Woodstock nursery hopes to reconnect people with nature through display at Chicago Flower & Garden Show
By JAMI KUNZER - email@example.com
Taking part in the Chicago Flower & Garden Show has become tradition for Rich’s Foxwillow Pines Nursery. But what the Woodstock nursery brings to the event, ongoing now through March 17 at Navy Pier in Chicago, is anything but traditional.
Known for its rare and unique trees and new gardening ideas, the nursery’s “Living Art in the Garden” display features abstract trees in a garden designed with multiple vignettes.
Among the display are a “Jurassic Park” creation, a Dr. Seuss-inspired village and a garden with Shona sculptures from Zimbab-we. Each includes the greenery along with creations, such as rusted pieces of farm and industrial machinery nestled in the “Jurassic Park” vignette.
The Dr. Seuss display centers around the Lorax, with the character “speaking through the trees,” owner Richard Eyre said. Taking on the voice of the Lorax during the show, Eyre said, “I get to play and have fun with the children, which I really enjoy.”
Along with a promotion of their business, taking part in the show allows the family to help connect people, especially children, to the natural word, he said. The more connected to nature, the more harmonious and nurturing they tend to be, he said.

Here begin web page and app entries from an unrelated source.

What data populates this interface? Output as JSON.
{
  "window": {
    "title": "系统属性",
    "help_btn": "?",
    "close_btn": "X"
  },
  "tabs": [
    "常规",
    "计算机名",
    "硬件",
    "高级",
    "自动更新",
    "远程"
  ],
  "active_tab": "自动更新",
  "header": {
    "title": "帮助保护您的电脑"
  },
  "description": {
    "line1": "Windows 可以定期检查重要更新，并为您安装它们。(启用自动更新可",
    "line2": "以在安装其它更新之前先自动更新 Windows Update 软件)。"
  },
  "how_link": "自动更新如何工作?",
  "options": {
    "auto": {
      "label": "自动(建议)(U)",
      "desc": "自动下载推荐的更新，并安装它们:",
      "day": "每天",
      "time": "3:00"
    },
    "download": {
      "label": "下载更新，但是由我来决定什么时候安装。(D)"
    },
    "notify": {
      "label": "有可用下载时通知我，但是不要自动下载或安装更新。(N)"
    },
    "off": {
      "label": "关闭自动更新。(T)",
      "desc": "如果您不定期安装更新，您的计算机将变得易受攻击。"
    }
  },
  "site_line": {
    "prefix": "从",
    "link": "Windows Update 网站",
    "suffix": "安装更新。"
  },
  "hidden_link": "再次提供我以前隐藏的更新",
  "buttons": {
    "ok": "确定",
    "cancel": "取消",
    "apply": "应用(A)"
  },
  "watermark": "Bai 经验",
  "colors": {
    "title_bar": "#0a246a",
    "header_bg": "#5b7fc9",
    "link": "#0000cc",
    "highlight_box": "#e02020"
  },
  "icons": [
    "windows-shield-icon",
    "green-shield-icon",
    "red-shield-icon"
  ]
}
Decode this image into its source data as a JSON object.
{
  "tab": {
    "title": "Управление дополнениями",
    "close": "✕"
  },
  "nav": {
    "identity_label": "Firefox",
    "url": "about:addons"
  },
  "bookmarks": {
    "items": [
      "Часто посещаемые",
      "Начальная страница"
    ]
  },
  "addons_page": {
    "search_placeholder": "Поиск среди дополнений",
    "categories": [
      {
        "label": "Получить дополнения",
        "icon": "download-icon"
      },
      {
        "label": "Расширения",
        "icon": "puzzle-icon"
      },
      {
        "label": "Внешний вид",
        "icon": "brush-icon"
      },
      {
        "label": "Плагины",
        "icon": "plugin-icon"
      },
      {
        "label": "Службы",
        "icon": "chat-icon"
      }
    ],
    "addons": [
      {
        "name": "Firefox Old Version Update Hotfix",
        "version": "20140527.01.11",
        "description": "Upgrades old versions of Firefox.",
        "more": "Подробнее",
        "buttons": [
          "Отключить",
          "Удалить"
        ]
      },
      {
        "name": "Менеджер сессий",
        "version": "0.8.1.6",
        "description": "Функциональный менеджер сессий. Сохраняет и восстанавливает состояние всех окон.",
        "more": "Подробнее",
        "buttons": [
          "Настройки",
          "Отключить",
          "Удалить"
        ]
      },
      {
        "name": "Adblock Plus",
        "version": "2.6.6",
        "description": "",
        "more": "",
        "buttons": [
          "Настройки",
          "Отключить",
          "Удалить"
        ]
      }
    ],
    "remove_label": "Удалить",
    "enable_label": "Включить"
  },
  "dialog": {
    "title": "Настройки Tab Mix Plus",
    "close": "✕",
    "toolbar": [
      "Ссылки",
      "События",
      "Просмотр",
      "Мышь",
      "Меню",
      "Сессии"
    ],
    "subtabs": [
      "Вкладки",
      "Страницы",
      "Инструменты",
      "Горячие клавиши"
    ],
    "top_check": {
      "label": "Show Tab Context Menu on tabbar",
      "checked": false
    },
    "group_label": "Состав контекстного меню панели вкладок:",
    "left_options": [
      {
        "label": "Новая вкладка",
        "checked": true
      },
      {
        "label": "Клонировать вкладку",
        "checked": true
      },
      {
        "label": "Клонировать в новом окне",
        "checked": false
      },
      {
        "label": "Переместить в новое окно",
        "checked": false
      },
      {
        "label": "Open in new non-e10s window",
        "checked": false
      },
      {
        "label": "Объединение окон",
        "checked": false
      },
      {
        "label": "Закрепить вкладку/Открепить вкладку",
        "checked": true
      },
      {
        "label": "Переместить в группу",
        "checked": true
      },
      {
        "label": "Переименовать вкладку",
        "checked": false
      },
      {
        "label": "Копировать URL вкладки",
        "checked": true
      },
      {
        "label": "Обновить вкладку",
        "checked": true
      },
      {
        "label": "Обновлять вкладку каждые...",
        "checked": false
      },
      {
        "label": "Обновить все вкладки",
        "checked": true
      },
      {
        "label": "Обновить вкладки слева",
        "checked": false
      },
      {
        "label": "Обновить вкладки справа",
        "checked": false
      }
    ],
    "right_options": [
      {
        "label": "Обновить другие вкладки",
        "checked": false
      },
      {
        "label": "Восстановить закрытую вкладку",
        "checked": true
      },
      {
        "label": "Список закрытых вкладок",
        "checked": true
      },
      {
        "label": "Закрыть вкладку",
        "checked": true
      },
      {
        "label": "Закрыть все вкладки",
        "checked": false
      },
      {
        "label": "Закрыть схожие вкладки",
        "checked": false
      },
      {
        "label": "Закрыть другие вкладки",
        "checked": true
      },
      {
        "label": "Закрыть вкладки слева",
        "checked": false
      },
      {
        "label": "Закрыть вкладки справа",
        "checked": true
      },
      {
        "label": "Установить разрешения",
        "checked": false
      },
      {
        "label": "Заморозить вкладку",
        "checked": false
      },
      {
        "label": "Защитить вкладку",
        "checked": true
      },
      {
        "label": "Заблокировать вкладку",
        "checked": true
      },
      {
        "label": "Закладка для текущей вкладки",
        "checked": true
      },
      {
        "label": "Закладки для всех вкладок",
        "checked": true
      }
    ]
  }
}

Any profits from the show are donated to Heifer Project International, which gives farm animals to families in need.
The farmers given the animals are required to “pass on the gift” and give the first female offspring to another family in need.
“When you do these things, you try to pour your soul into it,” Eyre said.
The family has participated in the garden show for more than 20 years. They became involved in the nursery business because of Eyre’s fascination with unusual trees that began while he was serving in the Peace Corps in 1968. He started the nursery with his wife, Susan, and mother, Margaret, in 1988.
The nursery sells dwarf conifers in a variety of shapes, textures and colors and includes a collection of Asian plants. Besides garden conifers, many slow-growing, ornamental deciduous trees are available, as well, such as European beech, ginkgos and numerous maples.
“What we’re trying to do is inspire people with our living art,” Eyre said.
“When you plant trees, you’re planting something that exists for a long time, and you have to realize how big it’s going to get over time,” he said. “It’s something people will need counsel and help with, and that’s part of the services we provide.”
More Home & Garden News
- Celebrate spring’s rosy glow with soft pink accents
- The yin and yang of spring both infuse 2014 decor
- Favors for wedding guests get personal, creative
- How early is too early to plant?
- Being a good wedding guest: some do's and don'ts